**Task to carry out**
Please work out how many lines in the entries below include the string "author", and reply with the number alone.
************
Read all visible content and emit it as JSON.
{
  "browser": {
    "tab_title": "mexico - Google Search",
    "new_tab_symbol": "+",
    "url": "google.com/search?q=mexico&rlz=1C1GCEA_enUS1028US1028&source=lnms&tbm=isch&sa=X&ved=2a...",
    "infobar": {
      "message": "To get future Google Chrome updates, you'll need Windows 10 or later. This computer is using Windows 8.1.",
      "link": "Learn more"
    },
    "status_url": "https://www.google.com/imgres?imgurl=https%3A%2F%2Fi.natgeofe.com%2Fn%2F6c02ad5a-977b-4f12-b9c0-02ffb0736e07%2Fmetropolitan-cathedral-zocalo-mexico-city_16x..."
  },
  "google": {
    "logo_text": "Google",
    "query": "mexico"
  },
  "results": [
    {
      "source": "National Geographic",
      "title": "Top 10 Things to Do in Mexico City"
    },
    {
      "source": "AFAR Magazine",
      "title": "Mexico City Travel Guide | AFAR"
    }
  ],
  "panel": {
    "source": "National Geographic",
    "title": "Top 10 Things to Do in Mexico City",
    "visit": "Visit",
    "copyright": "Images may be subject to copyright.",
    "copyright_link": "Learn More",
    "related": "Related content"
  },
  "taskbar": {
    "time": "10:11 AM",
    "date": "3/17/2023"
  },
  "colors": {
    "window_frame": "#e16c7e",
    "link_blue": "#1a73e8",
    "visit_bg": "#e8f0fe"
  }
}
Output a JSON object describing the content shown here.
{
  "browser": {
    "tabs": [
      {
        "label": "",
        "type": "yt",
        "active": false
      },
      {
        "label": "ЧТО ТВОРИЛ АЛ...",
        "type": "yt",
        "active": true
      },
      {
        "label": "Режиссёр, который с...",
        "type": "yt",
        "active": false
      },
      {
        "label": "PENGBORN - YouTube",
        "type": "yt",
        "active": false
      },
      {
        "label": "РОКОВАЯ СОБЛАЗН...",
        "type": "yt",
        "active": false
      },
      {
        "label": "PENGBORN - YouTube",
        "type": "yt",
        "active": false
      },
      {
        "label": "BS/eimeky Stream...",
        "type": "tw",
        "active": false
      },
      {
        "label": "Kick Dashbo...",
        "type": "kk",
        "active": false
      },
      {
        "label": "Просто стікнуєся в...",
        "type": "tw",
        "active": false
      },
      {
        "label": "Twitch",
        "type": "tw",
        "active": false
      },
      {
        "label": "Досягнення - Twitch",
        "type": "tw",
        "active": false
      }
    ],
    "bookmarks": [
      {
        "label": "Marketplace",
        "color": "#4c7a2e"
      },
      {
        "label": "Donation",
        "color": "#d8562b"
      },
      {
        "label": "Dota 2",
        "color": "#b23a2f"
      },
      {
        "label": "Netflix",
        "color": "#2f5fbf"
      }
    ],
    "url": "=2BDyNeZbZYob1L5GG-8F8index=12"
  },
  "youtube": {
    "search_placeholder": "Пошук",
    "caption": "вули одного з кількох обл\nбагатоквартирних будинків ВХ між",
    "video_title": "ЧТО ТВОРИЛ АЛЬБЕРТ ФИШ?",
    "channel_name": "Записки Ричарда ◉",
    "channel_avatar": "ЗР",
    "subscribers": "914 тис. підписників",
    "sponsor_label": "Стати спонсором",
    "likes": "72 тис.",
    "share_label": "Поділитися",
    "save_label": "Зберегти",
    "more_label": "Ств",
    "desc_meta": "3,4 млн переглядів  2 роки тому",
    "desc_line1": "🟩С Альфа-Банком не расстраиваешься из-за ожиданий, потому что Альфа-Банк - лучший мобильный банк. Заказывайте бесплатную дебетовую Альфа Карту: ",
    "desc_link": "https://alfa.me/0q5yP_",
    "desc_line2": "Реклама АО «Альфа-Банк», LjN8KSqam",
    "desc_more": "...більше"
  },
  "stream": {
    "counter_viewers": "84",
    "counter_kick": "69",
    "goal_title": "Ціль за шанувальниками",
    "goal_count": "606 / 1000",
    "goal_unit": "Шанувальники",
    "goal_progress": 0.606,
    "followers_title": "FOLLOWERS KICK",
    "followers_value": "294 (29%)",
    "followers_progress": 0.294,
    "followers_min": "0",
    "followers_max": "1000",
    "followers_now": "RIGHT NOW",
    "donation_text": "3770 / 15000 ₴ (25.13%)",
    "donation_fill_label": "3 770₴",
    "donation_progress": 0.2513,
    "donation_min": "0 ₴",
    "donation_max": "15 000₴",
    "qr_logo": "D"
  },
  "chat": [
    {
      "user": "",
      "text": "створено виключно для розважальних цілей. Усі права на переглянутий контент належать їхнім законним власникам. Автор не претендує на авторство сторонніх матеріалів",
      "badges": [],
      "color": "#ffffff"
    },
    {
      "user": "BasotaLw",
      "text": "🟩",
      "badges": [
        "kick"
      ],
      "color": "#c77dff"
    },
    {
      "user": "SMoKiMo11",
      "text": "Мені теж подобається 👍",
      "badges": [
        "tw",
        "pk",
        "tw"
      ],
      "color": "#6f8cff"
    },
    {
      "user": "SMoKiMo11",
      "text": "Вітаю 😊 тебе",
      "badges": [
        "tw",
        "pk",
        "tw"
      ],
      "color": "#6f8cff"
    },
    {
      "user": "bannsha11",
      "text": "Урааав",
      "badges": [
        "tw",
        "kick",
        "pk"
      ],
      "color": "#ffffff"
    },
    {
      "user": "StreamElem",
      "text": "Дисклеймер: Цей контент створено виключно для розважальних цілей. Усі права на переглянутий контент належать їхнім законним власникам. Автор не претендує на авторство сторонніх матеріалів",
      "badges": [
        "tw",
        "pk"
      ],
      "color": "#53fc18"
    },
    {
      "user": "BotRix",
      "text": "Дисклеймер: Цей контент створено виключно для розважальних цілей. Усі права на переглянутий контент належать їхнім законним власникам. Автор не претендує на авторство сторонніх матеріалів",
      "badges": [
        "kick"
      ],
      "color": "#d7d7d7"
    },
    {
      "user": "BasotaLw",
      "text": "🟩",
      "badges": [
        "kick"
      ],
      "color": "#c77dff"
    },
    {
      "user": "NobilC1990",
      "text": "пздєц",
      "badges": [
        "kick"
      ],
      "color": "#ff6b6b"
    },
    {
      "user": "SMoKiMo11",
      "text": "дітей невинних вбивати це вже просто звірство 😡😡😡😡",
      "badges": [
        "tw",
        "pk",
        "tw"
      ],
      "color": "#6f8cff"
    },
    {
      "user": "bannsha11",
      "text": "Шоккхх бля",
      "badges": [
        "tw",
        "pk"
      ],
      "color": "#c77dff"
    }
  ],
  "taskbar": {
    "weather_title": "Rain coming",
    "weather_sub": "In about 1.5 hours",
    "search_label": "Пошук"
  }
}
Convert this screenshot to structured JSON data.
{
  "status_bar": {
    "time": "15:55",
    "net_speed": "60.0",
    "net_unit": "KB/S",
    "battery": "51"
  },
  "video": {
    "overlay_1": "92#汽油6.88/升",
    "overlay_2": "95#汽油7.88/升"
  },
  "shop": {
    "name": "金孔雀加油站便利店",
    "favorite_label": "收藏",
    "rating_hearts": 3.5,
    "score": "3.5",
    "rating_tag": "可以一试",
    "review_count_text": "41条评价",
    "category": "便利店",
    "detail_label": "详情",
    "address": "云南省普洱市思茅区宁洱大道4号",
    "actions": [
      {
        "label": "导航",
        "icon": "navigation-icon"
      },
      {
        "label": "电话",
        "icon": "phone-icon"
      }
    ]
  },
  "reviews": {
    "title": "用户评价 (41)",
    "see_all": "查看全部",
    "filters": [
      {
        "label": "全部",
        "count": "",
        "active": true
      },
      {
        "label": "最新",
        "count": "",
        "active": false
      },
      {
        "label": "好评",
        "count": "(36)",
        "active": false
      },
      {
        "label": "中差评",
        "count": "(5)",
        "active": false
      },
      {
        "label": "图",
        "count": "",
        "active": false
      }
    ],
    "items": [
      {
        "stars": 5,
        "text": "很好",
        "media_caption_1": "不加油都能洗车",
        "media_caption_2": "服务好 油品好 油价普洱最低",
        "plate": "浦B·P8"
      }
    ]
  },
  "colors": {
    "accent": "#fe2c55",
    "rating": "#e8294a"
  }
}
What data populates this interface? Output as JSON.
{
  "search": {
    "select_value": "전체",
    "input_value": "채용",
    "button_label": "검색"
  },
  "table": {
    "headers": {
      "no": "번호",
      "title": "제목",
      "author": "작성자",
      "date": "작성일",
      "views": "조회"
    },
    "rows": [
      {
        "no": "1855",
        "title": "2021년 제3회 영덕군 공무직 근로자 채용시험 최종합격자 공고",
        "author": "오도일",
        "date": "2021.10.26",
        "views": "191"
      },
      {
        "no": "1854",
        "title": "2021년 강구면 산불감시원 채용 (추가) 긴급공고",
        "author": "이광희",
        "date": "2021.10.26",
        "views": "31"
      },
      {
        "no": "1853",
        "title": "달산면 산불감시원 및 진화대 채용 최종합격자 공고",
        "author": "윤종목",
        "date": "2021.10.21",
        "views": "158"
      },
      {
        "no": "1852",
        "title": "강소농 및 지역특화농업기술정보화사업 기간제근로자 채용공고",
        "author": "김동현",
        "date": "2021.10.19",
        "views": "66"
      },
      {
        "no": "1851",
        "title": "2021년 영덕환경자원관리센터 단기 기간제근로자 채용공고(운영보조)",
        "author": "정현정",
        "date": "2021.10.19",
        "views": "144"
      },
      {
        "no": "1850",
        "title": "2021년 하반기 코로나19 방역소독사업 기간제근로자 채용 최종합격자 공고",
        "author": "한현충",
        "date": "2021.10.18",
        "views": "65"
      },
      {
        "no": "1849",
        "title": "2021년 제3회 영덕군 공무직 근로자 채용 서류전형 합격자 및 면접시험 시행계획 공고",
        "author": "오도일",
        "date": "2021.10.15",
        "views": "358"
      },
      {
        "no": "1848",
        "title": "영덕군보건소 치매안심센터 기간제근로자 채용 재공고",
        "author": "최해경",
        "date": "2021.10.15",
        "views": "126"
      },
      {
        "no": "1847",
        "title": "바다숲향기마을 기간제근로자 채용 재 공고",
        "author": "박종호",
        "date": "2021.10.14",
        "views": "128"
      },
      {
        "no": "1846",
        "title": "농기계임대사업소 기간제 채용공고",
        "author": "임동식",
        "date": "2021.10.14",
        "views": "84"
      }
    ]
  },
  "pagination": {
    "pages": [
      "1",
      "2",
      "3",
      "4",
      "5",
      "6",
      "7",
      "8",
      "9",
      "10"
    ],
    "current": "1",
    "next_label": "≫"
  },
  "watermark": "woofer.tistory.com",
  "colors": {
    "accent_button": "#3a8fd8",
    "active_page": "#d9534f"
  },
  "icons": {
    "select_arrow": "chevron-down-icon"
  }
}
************
**Task answer**
11